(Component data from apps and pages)
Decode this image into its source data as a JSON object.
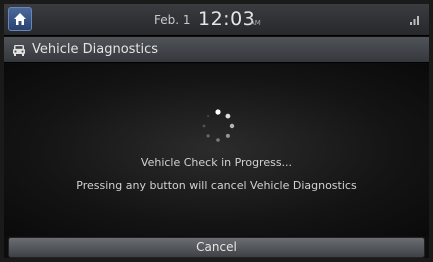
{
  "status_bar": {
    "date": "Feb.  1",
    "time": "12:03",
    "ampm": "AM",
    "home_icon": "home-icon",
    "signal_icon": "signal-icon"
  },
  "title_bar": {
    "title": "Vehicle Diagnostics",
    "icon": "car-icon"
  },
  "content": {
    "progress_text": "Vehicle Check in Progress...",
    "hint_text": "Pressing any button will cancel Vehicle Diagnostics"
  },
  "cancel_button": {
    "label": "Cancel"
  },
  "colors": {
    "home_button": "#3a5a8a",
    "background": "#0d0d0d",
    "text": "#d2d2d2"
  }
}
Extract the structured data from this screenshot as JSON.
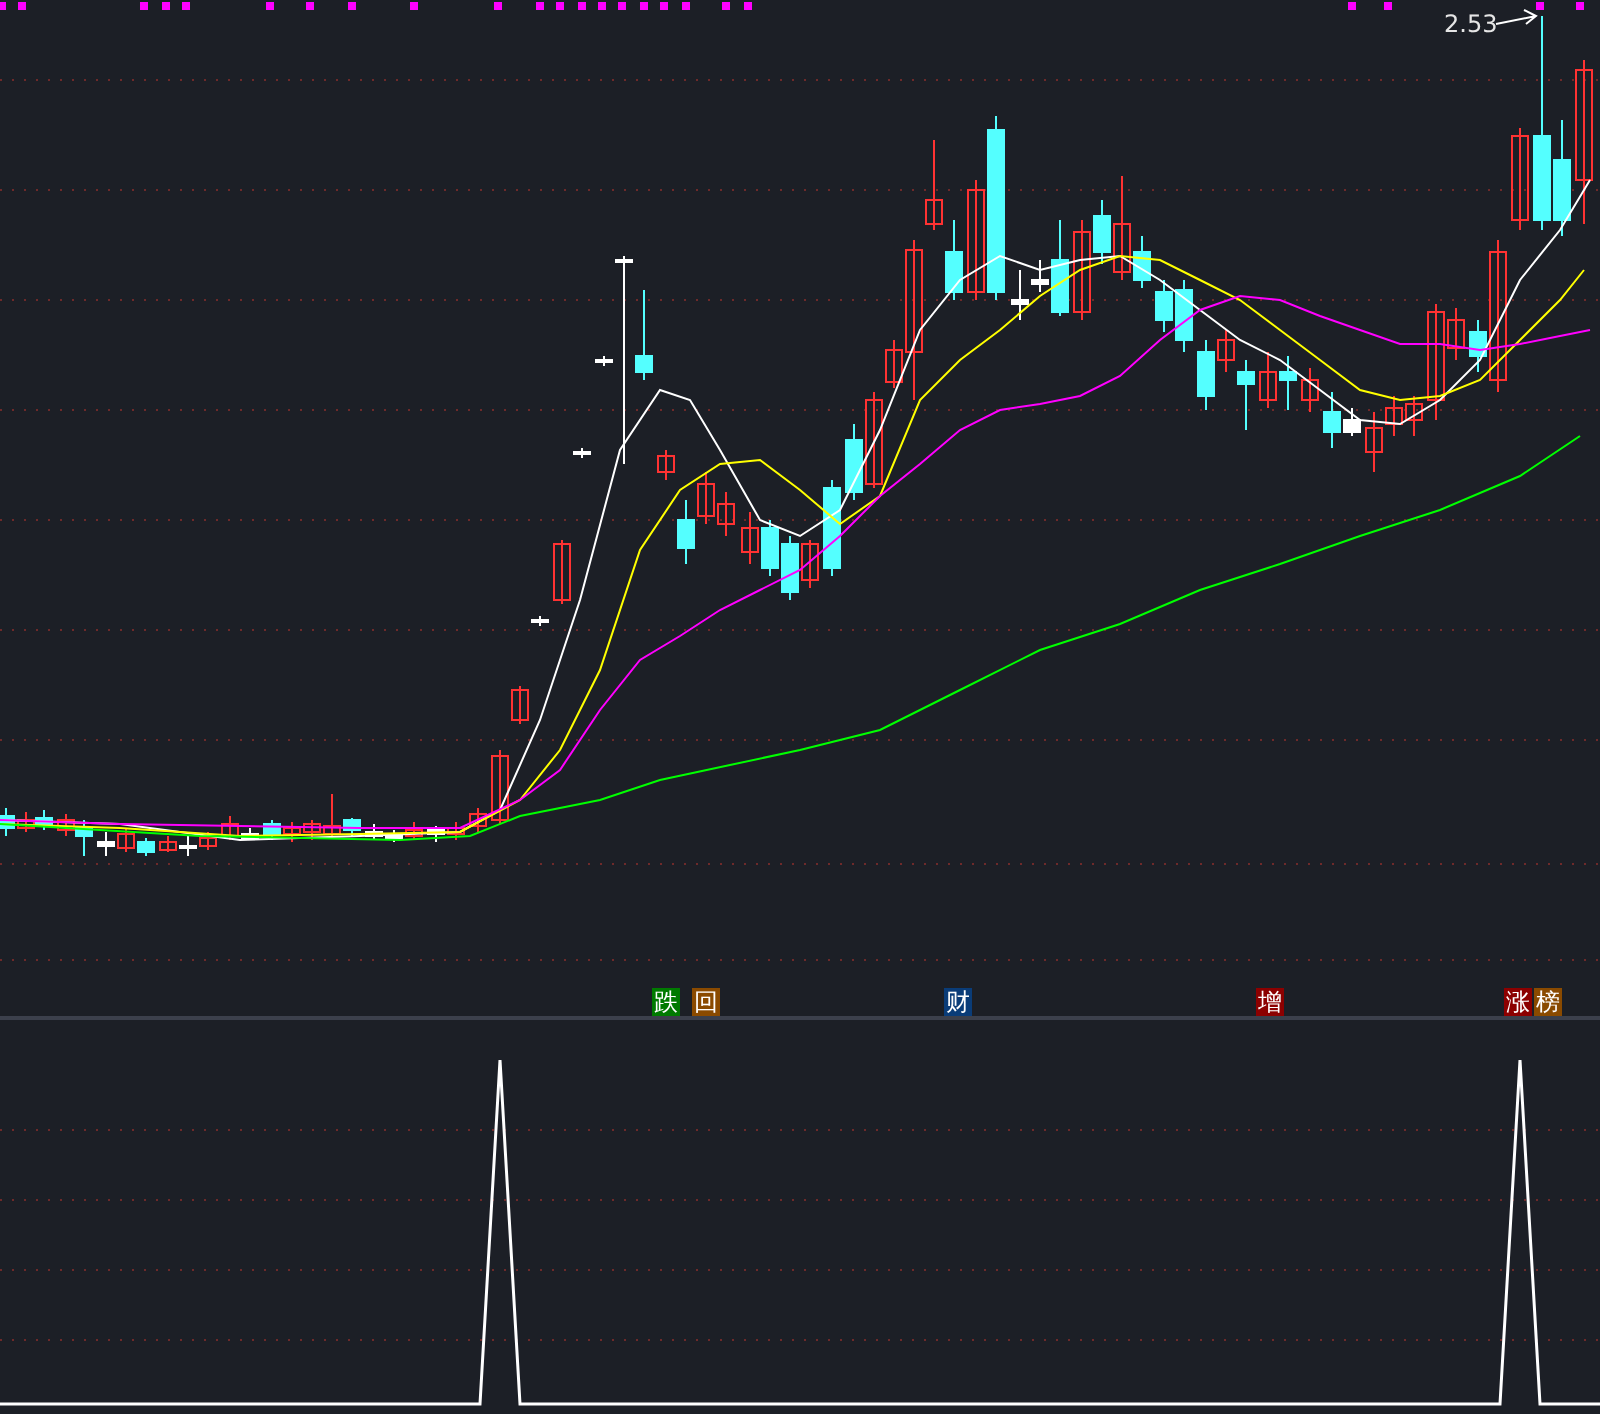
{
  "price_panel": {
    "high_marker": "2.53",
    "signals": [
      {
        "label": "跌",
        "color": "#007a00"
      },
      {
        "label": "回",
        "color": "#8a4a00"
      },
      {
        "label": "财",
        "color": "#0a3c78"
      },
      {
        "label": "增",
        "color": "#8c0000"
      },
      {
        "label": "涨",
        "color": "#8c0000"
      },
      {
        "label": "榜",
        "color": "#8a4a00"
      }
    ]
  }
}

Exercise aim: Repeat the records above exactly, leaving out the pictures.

Task response:
Decode this image into its source data as a JSON object.
{
  "status_bar": {
    "date": "Feb.  1",
    "time": "12:03",
    "ampm": "AM",
    "home_icon": "home-icon",
    "signal_icon": "signal-icon"
  },
  "title_bar": {
    "title": "Vehicle Diagnostics",
    "icon": "car-icon"
  },
  "content": {
    "progress_text": "Vehicle Check in Progress...",
    "hint_text": "Pressing any button will cancel Vehicle Diagnostics"
  },
  "cancel_button": {
    "label": "Cancel"
  },
  "colors": {
    "home_button": "#3a5a8a",
    "background": "#0d0d0d",
    "text": "#d2d2d2"
  }
}
Extract the structured data from this screenshot as JSON.
{
  "price_panel": {
    "high_marker": "2.53",
    "signals": [
      {
        "label": "跌",
        "color": "#007a00"
      },
      {
        "label": "回",
        "color": "#8a4a00"
      },
      {
        "label": "财",
        "color": "#0a3c78"
      },
      {
        "label": "增",
        "color": "#8c0000"
      },
      {
        "label": "涨",
        "color": "#8c0000"
      },
      {
        "label": "榜",
        "color": "#8a4a00"
      }
    ]
  }
}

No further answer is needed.